◆ **Problem to work on**
Repeat the whole listing exactly as it appears.

◆ **Data for analysis**
((
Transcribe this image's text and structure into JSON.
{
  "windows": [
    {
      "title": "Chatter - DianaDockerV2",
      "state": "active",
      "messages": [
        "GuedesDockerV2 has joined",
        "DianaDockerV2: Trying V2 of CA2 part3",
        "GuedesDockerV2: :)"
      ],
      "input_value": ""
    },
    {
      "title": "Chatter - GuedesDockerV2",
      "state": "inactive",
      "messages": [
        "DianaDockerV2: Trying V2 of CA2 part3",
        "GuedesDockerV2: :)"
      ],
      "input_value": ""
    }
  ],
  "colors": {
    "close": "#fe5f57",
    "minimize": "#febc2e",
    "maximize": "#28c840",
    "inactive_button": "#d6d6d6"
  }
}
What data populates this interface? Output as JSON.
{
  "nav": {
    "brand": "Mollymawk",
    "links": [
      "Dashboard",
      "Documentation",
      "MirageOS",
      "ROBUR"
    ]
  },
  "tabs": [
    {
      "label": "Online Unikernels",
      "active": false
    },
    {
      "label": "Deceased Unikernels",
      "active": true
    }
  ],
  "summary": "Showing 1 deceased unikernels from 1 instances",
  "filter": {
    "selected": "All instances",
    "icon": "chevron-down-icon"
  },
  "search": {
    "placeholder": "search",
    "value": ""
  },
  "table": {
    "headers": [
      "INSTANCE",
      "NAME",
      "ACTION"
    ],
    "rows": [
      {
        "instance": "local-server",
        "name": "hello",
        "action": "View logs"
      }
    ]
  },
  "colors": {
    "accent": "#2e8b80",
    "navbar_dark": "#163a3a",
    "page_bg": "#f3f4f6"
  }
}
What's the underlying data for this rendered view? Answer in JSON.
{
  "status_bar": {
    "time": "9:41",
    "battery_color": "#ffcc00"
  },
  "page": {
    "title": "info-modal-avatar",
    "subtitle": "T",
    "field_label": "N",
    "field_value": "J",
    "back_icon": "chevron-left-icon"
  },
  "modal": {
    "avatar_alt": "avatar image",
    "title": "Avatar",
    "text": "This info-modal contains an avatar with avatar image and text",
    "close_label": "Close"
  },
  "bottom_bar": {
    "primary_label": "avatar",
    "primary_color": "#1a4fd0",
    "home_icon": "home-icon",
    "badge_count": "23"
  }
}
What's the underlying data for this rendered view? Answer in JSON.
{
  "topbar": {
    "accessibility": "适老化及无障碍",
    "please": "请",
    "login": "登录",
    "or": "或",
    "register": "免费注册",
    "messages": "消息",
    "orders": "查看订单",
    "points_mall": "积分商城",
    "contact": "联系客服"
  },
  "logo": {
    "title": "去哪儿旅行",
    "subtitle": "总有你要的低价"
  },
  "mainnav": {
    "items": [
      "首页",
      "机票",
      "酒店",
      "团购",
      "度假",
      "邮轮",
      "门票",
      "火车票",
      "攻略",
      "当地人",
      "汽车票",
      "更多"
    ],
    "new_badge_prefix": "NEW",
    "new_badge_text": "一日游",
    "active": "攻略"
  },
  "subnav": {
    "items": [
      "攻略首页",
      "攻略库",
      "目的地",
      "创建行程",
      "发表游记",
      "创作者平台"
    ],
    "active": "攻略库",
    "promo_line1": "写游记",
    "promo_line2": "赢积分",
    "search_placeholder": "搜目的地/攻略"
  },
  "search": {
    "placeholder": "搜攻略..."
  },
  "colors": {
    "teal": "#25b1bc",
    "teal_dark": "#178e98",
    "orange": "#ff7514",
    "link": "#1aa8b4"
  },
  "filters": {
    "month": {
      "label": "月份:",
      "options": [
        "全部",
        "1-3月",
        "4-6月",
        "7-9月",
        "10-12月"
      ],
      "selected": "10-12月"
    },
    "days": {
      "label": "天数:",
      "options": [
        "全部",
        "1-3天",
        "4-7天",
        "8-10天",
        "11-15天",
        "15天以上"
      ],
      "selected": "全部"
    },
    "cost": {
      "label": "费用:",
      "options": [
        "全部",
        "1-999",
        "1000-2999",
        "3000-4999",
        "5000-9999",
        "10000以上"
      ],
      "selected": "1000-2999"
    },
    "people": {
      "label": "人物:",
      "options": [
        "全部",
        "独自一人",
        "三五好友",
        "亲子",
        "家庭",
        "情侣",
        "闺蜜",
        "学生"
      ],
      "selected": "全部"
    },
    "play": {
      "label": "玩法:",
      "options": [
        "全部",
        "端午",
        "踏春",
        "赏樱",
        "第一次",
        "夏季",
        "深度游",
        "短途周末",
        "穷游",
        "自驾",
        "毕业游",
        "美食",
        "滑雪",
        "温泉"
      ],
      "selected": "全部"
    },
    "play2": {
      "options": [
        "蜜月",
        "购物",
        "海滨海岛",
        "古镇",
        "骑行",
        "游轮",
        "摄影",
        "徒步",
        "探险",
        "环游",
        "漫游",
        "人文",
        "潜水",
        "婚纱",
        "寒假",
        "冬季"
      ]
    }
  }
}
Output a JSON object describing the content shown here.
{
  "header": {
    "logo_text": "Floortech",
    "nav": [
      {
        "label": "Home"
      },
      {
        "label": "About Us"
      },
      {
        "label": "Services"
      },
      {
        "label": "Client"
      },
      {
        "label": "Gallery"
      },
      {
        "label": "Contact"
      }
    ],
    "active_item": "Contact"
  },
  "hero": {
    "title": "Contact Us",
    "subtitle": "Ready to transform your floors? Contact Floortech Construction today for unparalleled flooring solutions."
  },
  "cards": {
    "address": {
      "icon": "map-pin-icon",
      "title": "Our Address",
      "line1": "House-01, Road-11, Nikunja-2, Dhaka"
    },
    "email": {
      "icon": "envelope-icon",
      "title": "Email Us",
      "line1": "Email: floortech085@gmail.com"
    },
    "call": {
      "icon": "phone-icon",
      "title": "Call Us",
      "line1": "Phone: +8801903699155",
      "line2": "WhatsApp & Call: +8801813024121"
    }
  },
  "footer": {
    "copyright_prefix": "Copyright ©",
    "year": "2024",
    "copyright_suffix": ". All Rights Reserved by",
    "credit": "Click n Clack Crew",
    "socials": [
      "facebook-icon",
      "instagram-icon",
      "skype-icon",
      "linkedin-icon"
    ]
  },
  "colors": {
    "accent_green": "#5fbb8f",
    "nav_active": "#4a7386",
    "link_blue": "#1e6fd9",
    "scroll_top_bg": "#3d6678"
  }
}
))
◆ **Answer to this task**
Transcribe this image's text and structure into JSON.
{
  "windows": [
    {
      "title": "Chatter - DianaDockerV2",
      "state": "active",
      "messages": [
        "GuedesDockerV2 has joined",
        "DianaDockerV2: Trying V2 of CA2 part3",
        "GuedesDockerV2: :)"
      ],
      "input_value": ""
    },
    {
      "title": "Chatter - GuedesDockerV2",
      "state": "inactive",
      "messages": [
        "DianaDockerV2: Trying V2 of CA2 part3",
        "GuedesDockerV2: :)"
      ],
      "input_value": ""
    }
  ],
  "colors": {
    "close": "#fe5f57",
    "minimize": "#febc2e",
    "maximize": "#28c840",
    "inactive_button": "#d6d6d6"
  }
}
What data populates this interface? Output as JSON.
{
  "nav": {
    "brand": "Mollymawk",
    "links": [
      "Dashboard",
      "Documentation",
      "MirageOS",
      "ROBUR"
    ]
  },
  "tabs": [
    {
      "label": "Online Unikernels",
      "active": false
    },
    {
      "label": "Deceased Unikernels",
      "active": true
    }
  ],
  "summary": "Showing 1 deceased unikernels from 1 instances",
  "filter": {
    "selected": "All instances",
    "icon": "chevron-down-icon"
  },
  "search": {
    "placeholder": "search",
    "value": ""
  },
  "table": {
    "headers": [
      "INSTANCE",
      "NAME",
      "ACTION"
    ],
    "rows": [
      {
        "instance": "local-server",
        "name": "hello",
        "action": "View logs"
      }
    ]
  },
  "colors": {
    "accent": "#2e8b80",
    "navbar_dark": "#163a3a",
    "page_bg": "#f3f4f6"
  }
}
What's the underlying data for this rendered view? Answer in JSON.
{
  "status_bar": {
    "time": "9:41",
    "battery_color": "#ffcc00"
  },
  "page": {
    "title": "info-modal-avatar",
    "subtitle": "T",
    "field_label": "N",
    "field_value": "J",
    "back_icon": "chevron-left-icon"
  },
  "modal": {
    "avatar_alt": "avatar image",
    "title": "Avatar",
    "text": "This info-modal contains an avatar with avatar image and text",
    "close_label": "Close"
  },
  "bottom_bar": {
    "primary_label": "avatar",
    "primary_color": "#1a4fd0",
    "home_icon": "home-icon",
    "badge_count": "23"
  }
}
What's the underlying data for this rendered view? Answer in JSON.
{
  "topbar": {
    "accessibility": "适老化及无障碍",
    "please": "请",
    "login": "登录",
    "or": "或",
    "register": "免费注册",
    "messages": "消息",
    "orders": "查看订单",
    "points_mall": "积分商城",
    "contact": "联系客服"
  },
  "logo": {
    "title": "去哪儿旅行",
    "subtitle": "总有你要的低价"
  },
  "mainnav": {
    "items": [
      "首页",
      "机票",
      "酒店",
      "团购",
      "度假",
      "邮轮",
      "门票",
      "火车票",
      "攻略",
      "当地人",
      "汽车票",
      "更多"
    ],
    "new_badge_prefix": "NEW",
    "new_badge_text": "一日游",
    "active": "攻略"
  },
  "subnav": {
    "items": [
      "攻略首页",
      "攻略库",
      "目的地",
      "创建行程",
      "发表游记",
      "创作者平台"
    ],
    "active": "攻略库",
    "promo_line1": "写游记",
    "promo_line2": "赢积分",
    "search_placeholder": "搜目的地/攻略"
  },
  "search": {
    "placeholder": "搜攻略..."
  },
  "colors": {
    "teal": "#25b1bc",
    "teal_dark": "#178e98",
    "orange": "#ff7514",
    "link": "#1aa8b4"
  },
  "filters": {
    "month": {
      "label": "月份:",
      "options": [
        "全部",
        "1-3月",
        "4-6月",
        "7-9月",
        "10-12月"
      ],
      "selected": "10-12月"
    },
    "days": {
      "label": "天数:",
      "options": [
        "全部",
        "1-3天",
        "4-7天",
        "8-10天",
        "11-15天",
        "15天以上"
      ],
      "selected": "全部"
    },
    "cost": {
      "label": "费用:",
      "options": [
        "全部",
        "1-999",
        "1000-2999",
        "3000-4999",
        "5000-9999",
        "10000以上"
      ],
      "selected": "1000-2999"
    },
    "people": {
      "label": "人物:",
      "options": [
        "全部",
        "独自一人",
        "三五好友",
        "亲子",
        "家庭",
        "情侣",
        "闺蜜",
        "学生"
      ],
      "selected": "全部"
    },
    "play": {
      "label": "玩法:",
      "options": [
        "全部",
        "端午",
        "踏春",
        "赏樱",
        "第一次",
        "夏季",
        "深度游",
        "短途周末",
        "穷游",
        "自驾",
        "毕业游",
        "美食",
        "滑雪",
        "温泉"
      ],
      "selected": "全部"
    },
    "play2": {
      "options": [
        "蜜月",
        "购物",
        "海滨海岛",
        "古镇",
        "骑行",
        "游轮",
        "摄影",
        "徒步",
        "探险",
        "环游",
        "漫游",
        "人文",
        "潜水",
        "婚纱",
        "寒假",
        "冬季"
      ]
    }
  }
}
Output a JSON object describing the content shown here.
{
  "header": {
    "logo_text": "Floortech",
    "nav": [
      {
        "label": "Home"
      },
      {
        "label": "About Us"
      },
      {
        "label": "Services"
      },
      {
        "label": "Client"
      },
      {
        "label": "Gallery"
      },
      {
        "label": "Contact"
      }
    ],
    "active_item": "Contact"
  },
  "hero": {
    "title": "Contact Us",
    "subtitle": "Ready to transform your floors? Contact Floortech Construction today for unparalleled flooring solutions."
  },
  "cards": {
    "address": {
      "icon": "map-pin-icon",
      "title": "Our Address",
      "line1": "House-01, Road-11, Nikunja-2, Dhaka"
    },
    "email": {
      "icon": "envelope-icon",
      "title": "Email Us",
      "line1": "Email: floortech085@gmail.com"
    },
    "call": {
      "icon": "phone-icon",
      "title": "Call Us",
      "line1": "Phone: +8801903699155",
      "line2": "WhatsApp & Call: +8801813024121"
    }
  },
  "footer": {
    "copyright_prefix": "Copyright ©",
    "year": "2024",
    "copyright_suffix": ". All Rights Reserved by",
    "credit": "Click n Clack Crew",
    "socials": [
      "facebook-icon",
      "instagram-icon",
      "skype-icon",
      "linkedin-icon"
    ]
  },
  "colors": {
    "accent_green": "#5fbb8f",
    "nav_active": "#4a7386",
    "link_blue": "#1e6fd9",
    "scroll_top_bg": "#3d6678"
  }
}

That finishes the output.